*** Excerpted records ***

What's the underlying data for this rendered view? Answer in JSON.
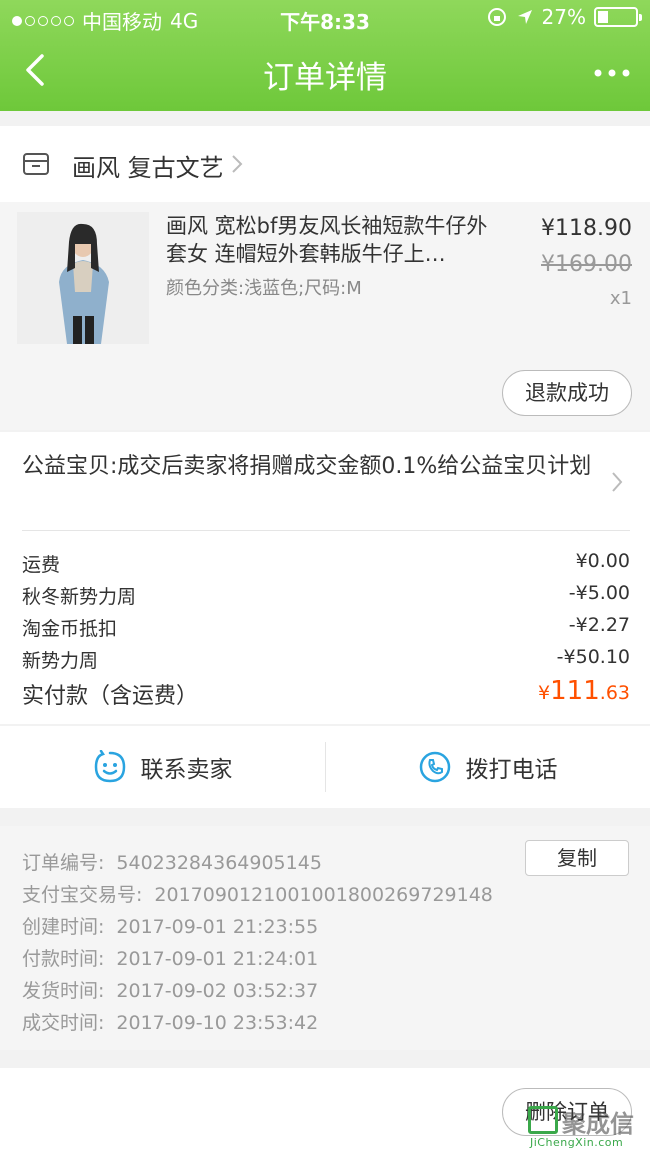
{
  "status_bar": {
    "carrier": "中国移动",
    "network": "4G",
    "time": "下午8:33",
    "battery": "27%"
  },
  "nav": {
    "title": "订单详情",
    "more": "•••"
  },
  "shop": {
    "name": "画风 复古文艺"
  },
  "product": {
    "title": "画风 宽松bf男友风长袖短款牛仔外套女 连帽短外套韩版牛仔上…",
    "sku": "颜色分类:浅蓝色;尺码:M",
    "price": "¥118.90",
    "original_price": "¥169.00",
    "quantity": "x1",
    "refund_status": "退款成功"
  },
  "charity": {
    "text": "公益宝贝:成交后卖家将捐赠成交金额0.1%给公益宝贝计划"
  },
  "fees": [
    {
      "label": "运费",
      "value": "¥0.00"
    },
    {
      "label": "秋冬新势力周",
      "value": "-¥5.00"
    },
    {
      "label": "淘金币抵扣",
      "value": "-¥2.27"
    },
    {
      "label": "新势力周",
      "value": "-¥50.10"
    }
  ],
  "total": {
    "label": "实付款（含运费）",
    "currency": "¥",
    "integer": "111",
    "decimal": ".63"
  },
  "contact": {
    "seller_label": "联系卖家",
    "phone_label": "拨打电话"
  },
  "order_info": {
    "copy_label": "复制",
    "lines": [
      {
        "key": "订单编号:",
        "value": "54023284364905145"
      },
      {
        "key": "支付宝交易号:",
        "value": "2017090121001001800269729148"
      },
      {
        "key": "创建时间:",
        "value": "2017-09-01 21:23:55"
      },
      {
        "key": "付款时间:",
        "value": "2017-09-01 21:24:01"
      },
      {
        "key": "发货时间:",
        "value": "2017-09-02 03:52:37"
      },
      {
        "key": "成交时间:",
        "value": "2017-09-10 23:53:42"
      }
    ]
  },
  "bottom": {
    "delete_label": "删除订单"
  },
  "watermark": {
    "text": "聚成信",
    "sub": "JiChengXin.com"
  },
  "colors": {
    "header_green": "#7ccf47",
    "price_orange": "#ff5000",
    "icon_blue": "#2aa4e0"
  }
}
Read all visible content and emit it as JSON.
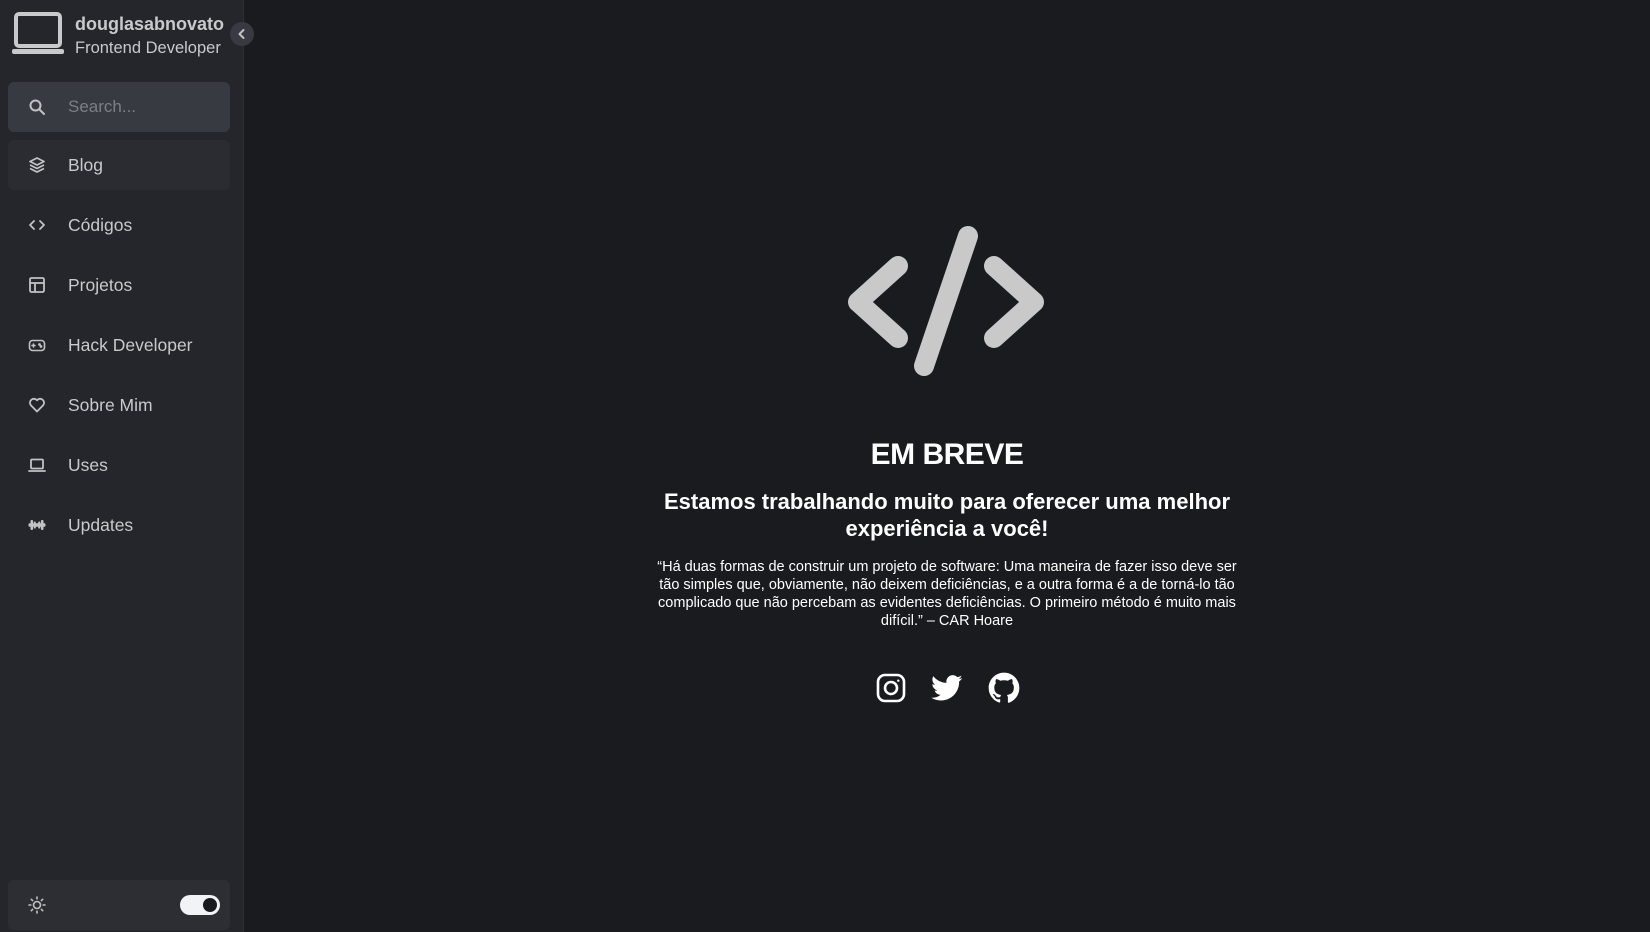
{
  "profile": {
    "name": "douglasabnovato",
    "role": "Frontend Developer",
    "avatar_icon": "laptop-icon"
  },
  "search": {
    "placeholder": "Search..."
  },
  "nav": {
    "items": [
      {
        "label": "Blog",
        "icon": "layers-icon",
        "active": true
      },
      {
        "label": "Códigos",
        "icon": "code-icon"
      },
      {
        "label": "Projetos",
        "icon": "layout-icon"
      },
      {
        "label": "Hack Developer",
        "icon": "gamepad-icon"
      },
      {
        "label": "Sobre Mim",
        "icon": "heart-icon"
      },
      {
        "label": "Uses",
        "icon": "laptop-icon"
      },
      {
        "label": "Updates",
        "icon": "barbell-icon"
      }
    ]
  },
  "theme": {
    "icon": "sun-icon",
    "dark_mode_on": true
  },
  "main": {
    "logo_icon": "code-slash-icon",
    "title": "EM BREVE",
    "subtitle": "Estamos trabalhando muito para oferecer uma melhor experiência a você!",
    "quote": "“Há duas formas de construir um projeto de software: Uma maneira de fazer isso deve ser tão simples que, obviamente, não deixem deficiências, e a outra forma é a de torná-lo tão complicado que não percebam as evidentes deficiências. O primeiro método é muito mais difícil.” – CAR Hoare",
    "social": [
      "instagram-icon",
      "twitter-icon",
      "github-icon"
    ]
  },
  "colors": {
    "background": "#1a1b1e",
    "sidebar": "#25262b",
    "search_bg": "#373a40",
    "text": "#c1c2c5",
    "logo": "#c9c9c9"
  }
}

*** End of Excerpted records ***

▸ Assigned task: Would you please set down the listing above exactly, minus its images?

▸ Result of the task:
What's the underlying data for this rendered view? Answer in JSON.
{
  "status_bar": {
    "carrier": "中国移动",
    "network": "4G",
    "time": "下午8:33",
    "battery": "27%"
  },
  "nav": {
    "title": "订单详情",
    "more": "•••"
  },
  "shop": {
    "name": "画风 复古文艺"
  },
  "product": {
    "title": "画风 宽松bf男友风长袖短款牛仔外套女 连帽短外套韩版牛仔上…",
    "sku": "颜色分类:浅蓝色;尺码:M",
    "price": "¥118.90",
    "original_price": "¥169.00",
    "quantity": "x1",
    "refund_status": "退款成功"
  },
  "charity": {
    "text": "公益宝贝:成交后卖家将捐赠成交金额0.1%给公益宝贝计划"
  },
  "fees": [
    {
      "label": "运费",
      "value": "¥0.00"
    },
    {
      "label": "秋冬新势力周",
      "value": "-¥5.00"
    },
    {
      "label": "淘金币抵扣",
      "value": "-¥2.27"
    },
    {
      "label": "新势力周",
      "value": "-¥50.10"
    }
  ],
  "total": {
    "label": "实付款（含运费）",
    "currency": "¥",
    "integer": "111",
    "decimal": ".63"
  },
  "contact": {
    "seller_label": "联系卖家",
    "phone_label": "拨打电话"
  },
  "order_info": {
    "copy_label": "复制",
    "lines": [
      {
        "key": "订单编号:",
        "value": "54023284364905145"
      },
      {
        "key": "支付宝交易号:",
        "value": "2017090121001001800269729148"
      },
      {
        "key": "创建时间:",
        "value": "2017-09-01 21:23:55"
      },
      {
        "key": "付款时间:",
        "value": "2017-09-01 21:24:01"
      },
      {
        "key": "发货时间:",
        "value": "2017-09-02 03:52:37"
      },
      {
        "key": "成交时间:",
        "value": "2017-09-10 23:53:42"
      }
    ]
  },
  "bottom": {
    "delete_label": "删除订单"
  },
  "watermark": {
    "text": "聚成信",
    "sub": "JiChengXin.com"
  },
  "colors": {
    "header_green": "#7ccf47",
    "price_orange": "#ff5000",
    "icon_blue": "#2aa4e0"
  }
}
Read all visible content and emit it as JSON.
{
  "profile": {
    "name": "douglasabnovato",
    "role": "Frontend Developer",
    "avatar_icon": "laptop-icon"
  },
  "search": {
    "placeholder": "Search..."
  },
  "nav": {
    "items": [
      {
        "label": "Blog",
        "icon": "layers-icon",
        "active": true
      },
      {
        "label": "Códigos",
        "icon": "code-icon"
      },
      {
        "label": "Projetos",
        "icon": "layout-icon"
      },
      {
        "label": "Hack Developer",
        "icon": "gamepad-icon"
      },
      {
        "label": "Sobre Mim",
        "icon": "heart-icon"
      },
      {
        "label": "Uses",
        "icon": "laptop-icon"
      },
      {
        "label": "Updates",
        "icon": "barbell-icon"
      }
    ]
  },
  "theme": {
    "icon": "sun-icon",
    "dark_mode_on": true
  },
  "main": {
    "logo_icon": "code-slash-icon",
    "title": "EM BREVE",
    "subtitle": "Estamos trabalhando muito para oferecer uma melhor experiência a você!",
    "quote": "“Há duas formas de construir um projeto de software: Uma maneira de fazer isso deve ser tão simples que, obviamente, não deixem deficiências, e a outra forma é a de torná-lo tão complicado que não percebam as evidentes deficiências. O primeiro método é muito mais difícil.” – CAR Hoare",
    "social": [
      "instagram-icon",
      "twitter-icon",
      "github-icon"
    ]
  },
  "colors": {
    "background": "#1a1b1e",
    "sidebar": "#25262b",
    "search_bg": "#373a40",
    "text": "#c1c2c5",
    "logo": "#c9c9c9"
  }
}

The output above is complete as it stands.